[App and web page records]
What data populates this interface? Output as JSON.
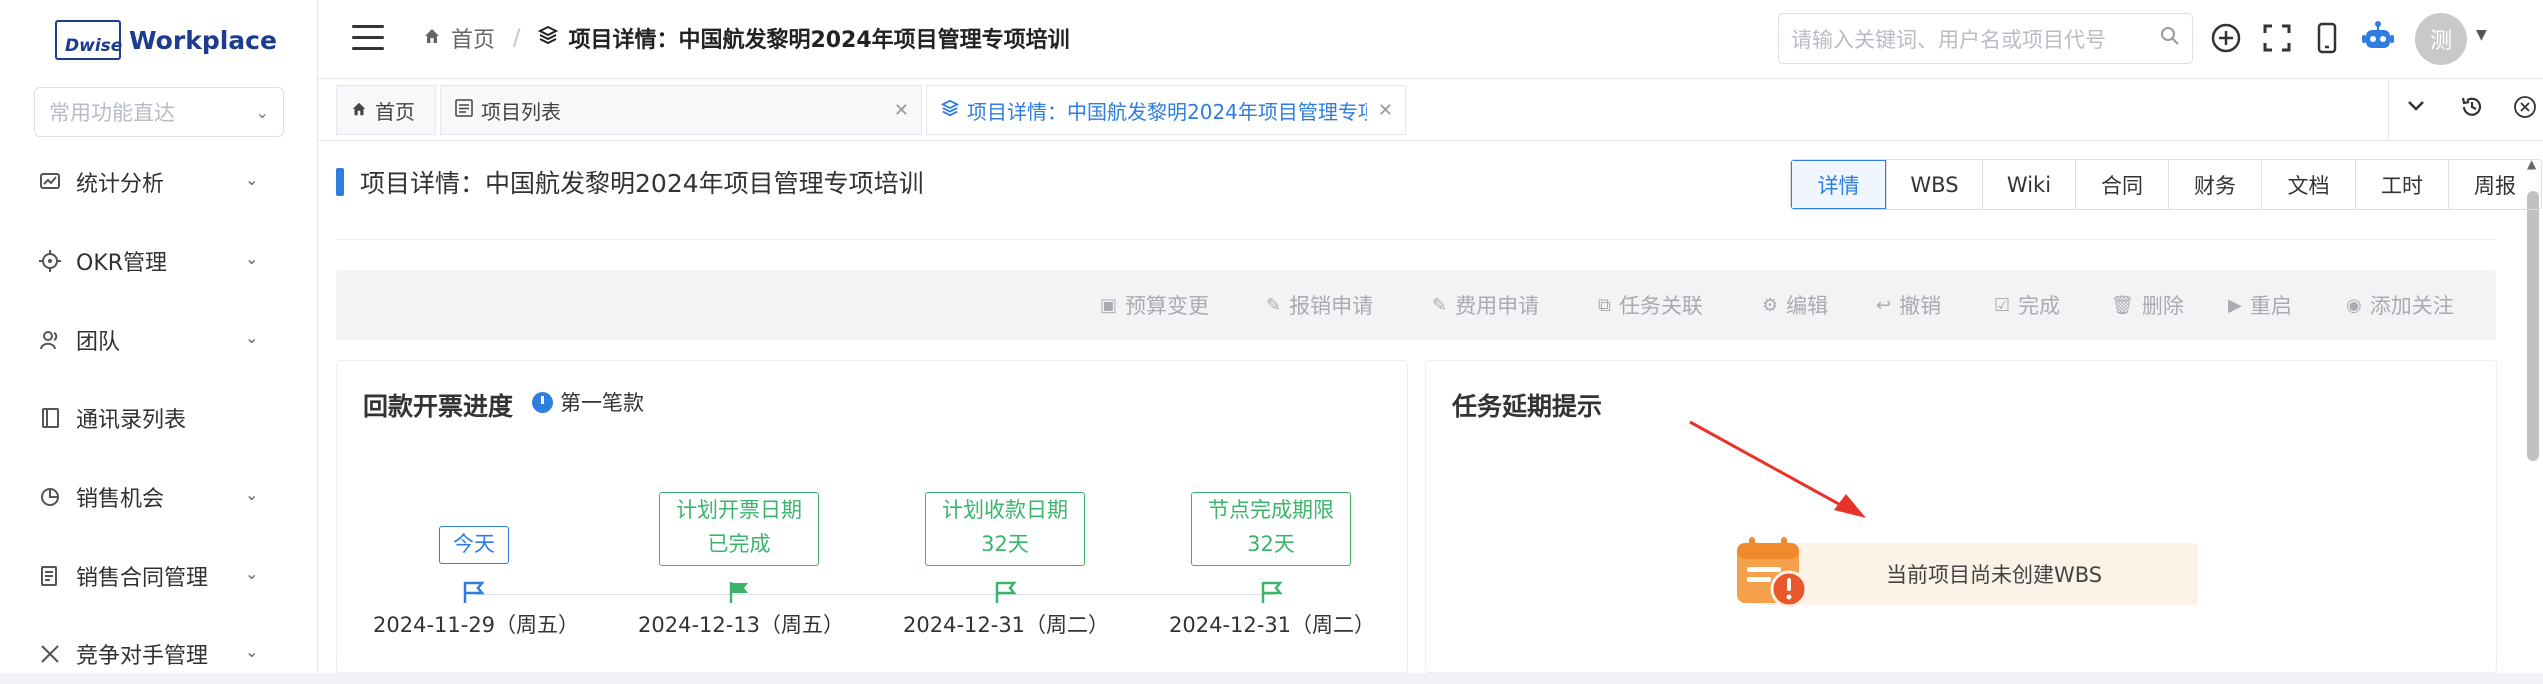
{
  "logo": {
    "mark": "Dwise",
    "word": "Workplace"
  },
  "sidebar": {
    "quick_placeholder": "常用功能直达",
    "items": [
      {
        "label": "统计分析",
        "icon": "chart-icon",
        "expandable": true
      },
      {
        "label": "OKR管理",
        "icon": "target-icon",
        "expandable": true
      },
      {
        "label": "团队",
        "icon": "team-icon",
        "expandable": true
      },
      {
        "label": "通讯录列表",
        "icon": "contacts-icon",
        "expandable": false
      },
      {
        "label": "销售机会",
        "icon": "pie-icon",
        "expandable": true
      },
      {
        "label": "销售合同管理",
        "icon": "contract-icon",
        "expandable": true
      },
      {
        "label": "竞争对手管理",
        "icon": "swords-icon",
        "expandable": true
      }
    ]
  },
  "header": {
    "breadcrumb_home": "首页",
    "breadcrumb_current": "项目详情：中国航发黎明2024年项目管理专项培训",
    "search_placeholder": "请输入关键词、用户名或项目代号",
    "avatar_text": "测"
  },
  "tabs": [
    {
      "label": "首页",
      "icon": "home-icon",
      "closable": false,
      "active": false
    },
    {
      "label": "项目列表",
      "icon": "list-icon",
      "closable": true,
      "active": false
    },
    {
      "label": "项目详情：中国航发黎明2024年项目管理专项:",
      "icon": "layers-icon",
      "closable": true,
      "active": true
    }
  ],
  "page": {
    "title": "项目详情：中国航发黎明2024年项目管理专项培训",
    "subtabs": [
      "详情",
      "WBS",
      "Wiki",
      "合同",
      "财务",
      "文档",
      "工时",
      "周报"
    ],
    "active_subtab": "详情",
    "actions": [
      "预算变更",
      "报销申请",
      "费用申请",
      "任务关联",
      "编辑",
      "撤销",
      "完成",
      "删除",
      "重启",
      "添加关注"
    ]
  },
  "payment": {
    "title": "回款开票进度",
    "subtitle": "第一笔款",
    "timeline": [
      {
        "box_line1": "今天",
        "box_line2": "",
        "date": "2024-11-29（周五）",
        "style": "blue",
        "flag_filled": false
      },
      {
        "box_line1": "计划开票日期",
        "box_line2": "已完成",
        "date": "2024-12-13（周五）",
        "style": "green",
        "flag_filled": true
      },
      {
        "box_line1": "计划收款日期",
        "box_line2": "32天",
        "date": "2024-12-31（周二）",
        "style": "green",
        "flag_filled": false
      },
      {
        "box_line1": "节点完成期限",
        "box_line2": "32天",
        "date": "2024-12-31（周二）",
        "style": "green",
        "flag_filled": false
      }
    ]
  },
  "delay": {
    "title": "任务延期提示",
    "empty_text": "当前项目尚未创建WBS"
  },
  "colors": {
    "primary": "#2f7de0",
    "success": "#3bb56c",
    "warning_bg": "#fdf2e7",
    "accent_orange": "#f5a04a",
    "arrow_red": "#e8332a"
  }
}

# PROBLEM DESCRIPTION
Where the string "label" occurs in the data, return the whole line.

# ANSWER BOX
        "label": "统计分析",
        "label": "OKR管理",
        "label": "团队",
        "label": "通讯录列表",
        "label": "销售机会",
        "label": "销售合同管理",
        "label": "竞争对手管理",
      "label": "首页",
      "label": "项目列表",
      "label": "项目详情：中国航发黎明2024年项目管理专项:",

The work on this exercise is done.